My noble friend Lord Lansley raised fishing data, as did other noble Lords. We are a strong advocate of collecting data to support the sustainable management of fisheries. Grandfather rights will be extinguished automatically, but the Crown dependencies will license foreign vessels in their waters. We are in discussions with the Isle of Man and the Crown dependencies.
My noble friend Lady Byford talked about the seabed. Some 25% of the UK seabed is currently protected by marine protection zones and the UK marine strategy includes a framework for assessing its health. I should also say to the noble Baroness, Lady Young of Old Scone, that we have included new powers in the Bill to enable the Marine Management Organisation and Welsh and Scottish Ministers to protect and conserve the marine environment.
Again on the issue of discards, in England the discard prevention charging system is intended to work to help in this, and I am most grateful to my noble friend Lady Byford for mentioning Richard Benyon in that regard.
The Bill provides the powers to introduce the remote electronic monitoring—REM—of fishing vessels at sea. We continue to explore the potential use of REM, which was raised by the noble Lord, Lord Krebs, and my noble friend Lady Byford, alongside other monitoring and enforcement tools, as a cost-effective and efficient way of monitoring fishing activity. In future we will be able to specify the requirement that foreign vessels wishing to fish in our waters have to comply with the conditions of access.

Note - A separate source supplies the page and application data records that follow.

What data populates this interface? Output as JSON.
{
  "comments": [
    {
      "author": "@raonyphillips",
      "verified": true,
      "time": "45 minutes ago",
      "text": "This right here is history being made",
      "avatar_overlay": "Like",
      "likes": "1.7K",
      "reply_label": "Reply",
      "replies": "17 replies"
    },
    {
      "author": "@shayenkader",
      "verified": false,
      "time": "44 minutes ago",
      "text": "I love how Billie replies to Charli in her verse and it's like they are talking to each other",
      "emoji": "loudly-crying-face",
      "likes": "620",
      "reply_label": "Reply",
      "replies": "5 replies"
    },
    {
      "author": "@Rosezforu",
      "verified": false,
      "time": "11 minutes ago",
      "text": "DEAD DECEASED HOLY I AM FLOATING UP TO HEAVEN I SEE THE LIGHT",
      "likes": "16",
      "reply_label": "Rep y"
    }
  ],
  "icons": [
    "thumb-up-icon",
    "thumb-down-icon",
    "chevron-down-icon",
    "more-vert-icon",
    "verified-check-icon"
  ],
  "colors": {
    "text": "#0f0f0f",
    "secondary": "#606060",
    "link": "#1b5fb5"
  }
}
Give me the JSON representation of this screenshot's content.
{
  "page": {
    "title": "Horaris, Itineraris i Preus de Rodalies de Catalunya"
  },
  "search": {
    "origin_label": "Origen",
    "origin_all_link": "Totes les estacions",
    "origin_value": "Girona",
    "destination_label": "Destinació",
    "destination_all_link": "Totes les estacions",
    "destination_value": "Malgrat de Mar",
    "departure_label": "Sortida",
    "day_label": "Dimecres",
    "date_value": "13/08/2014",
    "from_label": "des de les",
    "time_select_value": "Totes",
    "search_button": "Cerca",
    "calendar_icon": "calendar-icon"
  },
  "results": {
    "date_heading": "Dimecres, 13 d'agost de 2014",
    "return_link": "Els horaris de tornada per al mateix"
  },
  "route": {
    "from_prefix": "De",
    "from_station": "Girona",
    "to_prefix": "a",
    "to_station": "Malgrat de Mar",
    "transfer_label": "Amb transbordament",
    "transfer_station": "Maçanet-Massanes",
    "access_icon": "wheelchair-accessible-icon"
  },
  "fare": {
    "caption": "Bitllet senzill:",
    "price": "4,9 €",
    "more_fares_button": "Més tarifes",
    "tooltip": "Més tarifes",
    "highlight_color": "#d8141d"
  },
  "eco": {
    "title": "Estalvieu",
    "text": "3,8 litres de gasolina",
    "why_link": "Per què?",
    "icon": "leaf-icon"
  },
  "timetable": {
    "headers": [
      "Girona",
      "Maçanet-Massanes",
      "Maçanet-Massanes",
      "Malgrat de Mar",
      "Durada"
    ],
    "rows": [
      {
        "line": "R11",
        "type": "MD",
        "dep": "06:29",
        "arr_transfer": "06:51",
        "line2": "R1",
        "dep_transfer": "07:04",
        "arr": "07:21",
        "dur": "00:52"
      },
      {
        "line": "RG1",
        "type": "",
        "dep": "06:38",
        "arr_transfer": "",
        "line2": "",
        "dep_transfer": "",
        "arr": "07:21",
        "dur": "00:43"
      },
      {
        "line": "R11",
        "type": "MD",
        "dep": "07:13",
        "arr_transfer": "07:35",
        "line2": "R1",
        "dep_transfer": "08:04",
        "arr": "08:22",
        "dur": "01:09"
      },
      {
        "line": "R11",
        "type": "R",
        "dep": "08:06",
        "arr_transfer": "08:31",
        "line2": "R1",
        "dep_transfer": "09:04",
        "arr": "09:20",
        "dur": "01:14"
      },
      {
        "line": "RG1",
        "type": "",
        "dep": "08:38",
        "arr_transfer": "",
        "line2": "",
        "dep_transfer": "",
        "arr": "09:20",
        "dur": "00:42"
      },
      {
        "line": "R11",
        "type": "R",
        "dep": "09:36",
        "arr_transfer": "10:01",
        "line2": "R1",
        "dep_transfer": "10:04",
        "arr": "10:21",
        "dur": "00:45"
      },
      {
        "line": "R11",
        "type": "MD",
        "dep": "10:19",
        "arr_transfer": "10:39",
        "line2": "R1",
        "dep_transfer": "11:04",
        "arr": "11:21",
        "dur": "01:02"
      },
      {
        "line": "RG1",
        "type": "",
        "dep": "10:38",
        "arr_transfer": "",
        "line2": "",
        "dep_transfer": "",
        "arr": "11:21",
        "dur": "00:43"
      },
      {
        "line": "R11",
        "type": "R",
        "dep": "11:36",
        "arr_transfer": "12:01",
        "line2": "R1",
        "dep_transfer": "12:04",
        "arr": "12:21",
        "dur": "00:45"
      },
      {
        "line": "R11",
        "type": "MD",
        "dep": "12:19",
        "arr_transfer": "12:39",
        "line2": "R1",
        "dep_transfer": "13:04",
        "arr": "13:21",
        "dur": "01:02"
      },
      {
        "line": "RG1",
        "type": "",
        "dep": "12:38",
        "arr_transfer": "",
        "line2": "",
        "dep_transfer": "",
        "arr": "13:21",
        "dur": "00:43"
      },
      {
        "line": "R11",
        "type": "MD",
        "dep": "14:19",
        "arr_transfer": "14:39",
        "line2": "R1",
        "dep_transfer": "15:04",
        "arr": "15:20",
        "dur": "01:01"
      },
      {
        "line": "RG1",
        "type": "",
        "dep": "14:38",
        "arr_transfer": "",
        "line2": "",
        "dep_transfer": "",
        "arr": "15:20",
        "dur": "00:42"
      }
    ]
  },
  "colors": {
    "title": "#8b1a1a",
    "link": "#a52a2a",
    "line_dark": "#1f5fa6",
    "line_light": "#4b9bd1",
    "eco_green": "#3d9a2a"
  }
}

My noble and learned friend Lord Mackay of Clashfern spoke about Clause 12. This replaces a similar provision in the Fishery Limits Act 1976. Its aim is to recognise that boats may enter UK waters for purposes such as navigation or in cases of force majeure recognised by the UN convention.
The noble Baroness, Lady Ritchie, raised the voisinage agreement. The UK Government remain committed to the voisinage arrangement and to protecting continuing co-operation between Northern Ireland and the Republic. Methods for the allocation of the Northern Irish quota will be for the Northern Ireland Executive to consider and manage. The Prime Minister has been clear that beyond the limited changes introduced by the protocol, there will be no changes to trade between Great Britain and Northern Ireland. Northern Ireland remains part of the UK customs territory.
The noble Earl, Lord Devon, and a number of other noble Lords raised the issue of trade. Of course, we absolutely wish to trade. The political declaration sets out as an aim a zero-tariff and zero-quota FTA, and we are working to ensure that.
The noble Lord, Lord Mountevans, asked about grant-making powers that will allow us to support the reorganisation, development and promotion of commercial aquaculture and commercial fishing activities. There were all sorts of other questions on the further support that we will have in the Bill. I am afraid that many other points were raised—I have gone through at the briskest gallop I could—but at this stage I look forward very much to a collaborative endeavour with your Lordships on the further stages of the Bill. For today, I commend this Bill to your Lordships.
Bill read a second time and committed to a Committee of the Whole House.